Still drafting his speech over drinks, Cutler is annoyed that the other man is continually plying him with one too many questions. But after being plied with a couple cocktails, Cutler becomes intrigued when he learns that the man he dismissively referred to as a mere “shoe salesman from Cleveland” turns out to know Lonoff quite well. Turns out this mousy man was one of six — or was it seven? — students famously mentored by Lonoff during his only year teaching at Princeton.
The pompous, yet suave Lonoff enters the bar with his trophy wife (Alayne Hopkins) and it soon becomes apparent just who the mystery man is. Or does it?

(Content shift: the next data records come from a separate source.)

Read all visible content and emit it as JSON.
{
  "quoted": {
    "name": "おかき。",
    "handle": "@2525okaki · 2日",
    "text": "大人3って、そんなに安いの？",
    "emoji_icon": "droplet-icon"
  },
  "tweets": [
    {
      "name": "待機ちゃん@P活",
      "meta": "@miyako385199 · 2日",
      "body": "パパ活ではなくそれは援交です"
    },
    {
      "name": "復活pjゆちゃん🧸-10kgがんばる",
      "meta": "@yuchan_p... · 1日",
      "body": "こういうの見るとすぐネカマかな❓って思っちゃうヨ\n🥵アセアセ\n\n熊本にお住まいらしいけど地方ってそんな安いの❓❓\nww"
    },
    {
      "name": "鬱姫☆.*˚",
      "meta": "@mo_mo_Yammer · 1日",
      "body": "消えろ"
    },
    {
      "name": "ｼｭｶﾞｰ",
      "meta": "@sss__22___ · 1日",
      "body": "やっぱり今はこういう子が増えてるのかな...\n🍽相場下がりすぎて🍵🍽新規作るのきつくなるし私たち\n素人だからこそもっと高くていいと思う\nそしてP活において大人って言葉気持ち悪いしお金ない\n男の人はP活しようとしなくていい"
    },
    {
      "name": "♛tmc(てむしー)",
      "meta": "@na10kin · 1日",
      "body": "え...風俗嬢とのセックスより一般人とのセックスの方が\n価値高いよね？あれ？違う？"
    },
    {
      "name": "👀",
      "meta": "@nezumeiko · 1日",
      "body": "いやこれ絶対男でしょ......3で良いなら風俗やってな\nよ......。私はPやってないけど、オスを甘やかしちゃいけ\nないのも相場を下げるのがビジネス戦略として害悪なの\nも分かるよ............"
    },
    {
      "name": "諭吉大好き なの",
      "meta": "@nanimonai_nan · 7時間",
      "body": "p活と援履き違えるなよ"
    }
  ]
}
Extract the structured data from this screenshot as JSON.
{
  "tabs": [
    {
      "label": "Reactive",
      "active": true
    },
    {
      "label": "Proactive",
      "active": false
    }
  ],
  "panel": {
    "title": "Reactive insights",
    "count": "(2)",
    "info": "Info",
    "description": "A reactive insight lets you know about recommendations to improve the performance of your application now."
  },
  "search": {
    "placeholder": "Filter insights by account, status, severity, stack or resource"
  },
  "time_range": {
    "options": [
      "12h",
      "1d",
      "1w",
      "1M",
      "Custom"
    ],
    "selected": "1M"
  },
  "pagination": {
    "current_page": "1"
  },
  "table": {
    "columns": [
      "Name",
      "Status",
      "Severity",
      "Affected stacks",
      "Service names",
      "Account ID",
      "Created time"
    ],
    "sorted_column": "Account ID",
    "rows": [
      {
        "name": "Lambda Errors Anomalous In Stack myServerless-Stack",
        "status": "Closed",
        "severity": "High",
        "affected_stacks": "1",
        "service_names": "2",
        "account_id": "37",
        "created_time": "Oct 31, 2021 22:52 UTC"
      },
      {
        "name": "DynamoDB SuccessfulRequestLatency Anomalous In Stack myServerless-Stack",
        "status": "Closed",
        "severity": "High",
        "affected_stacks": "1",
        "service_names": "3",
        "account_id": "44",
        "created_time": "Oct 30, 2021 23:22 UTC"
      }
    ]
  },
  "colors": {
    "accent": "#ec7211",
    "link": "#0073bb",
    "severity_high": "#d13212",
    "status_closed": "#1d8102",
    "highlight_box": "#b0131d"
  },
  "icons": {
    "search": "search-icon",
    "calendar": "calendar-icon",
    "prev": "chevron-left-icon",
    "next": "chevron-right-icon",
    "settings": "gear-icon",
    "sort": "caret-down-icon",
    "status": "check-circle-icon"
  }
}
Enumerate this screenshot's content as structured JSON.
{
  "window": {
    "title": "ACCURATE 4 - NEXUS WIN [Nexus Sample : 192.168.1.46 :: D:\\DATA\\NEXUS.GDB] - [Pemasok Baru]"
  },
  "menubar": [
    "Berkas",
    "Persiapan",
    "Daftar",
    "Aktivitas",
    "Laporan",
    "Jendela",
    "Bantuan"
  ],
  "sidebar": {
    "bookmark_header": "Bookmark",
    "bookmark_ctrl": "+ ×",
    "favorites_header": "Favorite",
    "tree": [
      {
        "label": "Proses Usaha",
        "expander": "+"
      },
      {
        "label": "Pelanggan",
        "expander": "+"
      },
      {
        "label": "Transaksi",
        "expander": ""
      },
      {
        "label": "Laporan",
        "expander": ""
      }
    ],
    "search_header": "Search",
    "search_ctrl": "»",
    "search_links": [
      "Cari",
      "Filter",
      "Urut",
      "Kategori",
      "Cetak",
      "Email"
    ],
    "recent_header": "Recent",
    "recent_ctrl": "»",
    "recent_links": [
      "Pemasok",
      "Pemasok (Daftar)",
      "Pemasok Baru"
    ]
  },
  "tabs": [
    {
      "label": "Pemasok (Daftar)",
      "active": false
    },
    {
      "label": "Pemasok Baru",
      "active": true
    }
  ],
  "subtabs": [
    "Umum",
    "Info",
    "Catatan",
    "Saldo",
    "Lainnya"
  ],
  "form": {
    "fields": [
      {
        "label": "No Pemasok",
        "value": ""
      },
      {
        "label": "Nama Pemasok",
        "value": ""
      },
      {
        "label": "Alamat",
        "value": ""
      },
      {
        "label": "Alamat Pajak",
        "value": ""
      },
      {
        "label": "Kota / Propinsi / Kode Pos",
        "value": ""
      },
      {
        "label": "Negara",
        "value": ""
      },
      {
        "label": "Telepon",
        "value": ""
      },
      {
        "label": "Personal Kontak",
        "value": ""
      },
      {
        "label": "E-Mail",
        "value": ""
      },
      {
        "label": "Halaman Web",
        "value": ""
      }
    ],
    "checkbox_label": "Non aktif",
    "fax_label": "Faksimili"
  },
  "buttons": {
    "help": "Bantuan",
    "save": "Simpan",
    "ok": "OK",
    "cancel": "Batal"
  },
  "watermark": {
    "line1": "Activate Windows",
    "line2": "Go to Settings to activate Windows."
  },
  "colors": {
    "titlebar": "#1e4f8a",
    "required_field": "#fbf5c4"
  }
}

Although it’s a scant 55 minutes in duration, there are more twists and turns in The Princeton Seventh than most plays twice as long. And just when you think you have this play figured out, a new act unfolds before your eyes as if from some parallel universe. Playing like the best of Charlie Kaufman‘s works, Vculek’s surreal play turns things inside out, making you wish you could push the replay button and watch it unfold again to catch what you may have missed.
The magnificent Hoptman shines as the chameleon who simply can’t be penned down. The terrific Cole is reliably cock-sure as the jerk novelist who thinks he’s seen it all. As one of Minneapolis’ acting treasures, Ooms delivers a solid one-two punch with dual portrayals of the great Lonoff, and the radiant Hopkins goes the distance alongside him with a knock-out Waverly and a Mindel from the opposite end of the spectrum.
Cleverly written and directed, The Princeton Seventh may very well be the most cerebral comedy you’re likely to see at the Minnesota Fringe Festival(two performances remain). Entertaining, sharp and winning, Vculek’s work deserves a larger audience far beyond the fringe.
This is Steve On Broadway (SOB).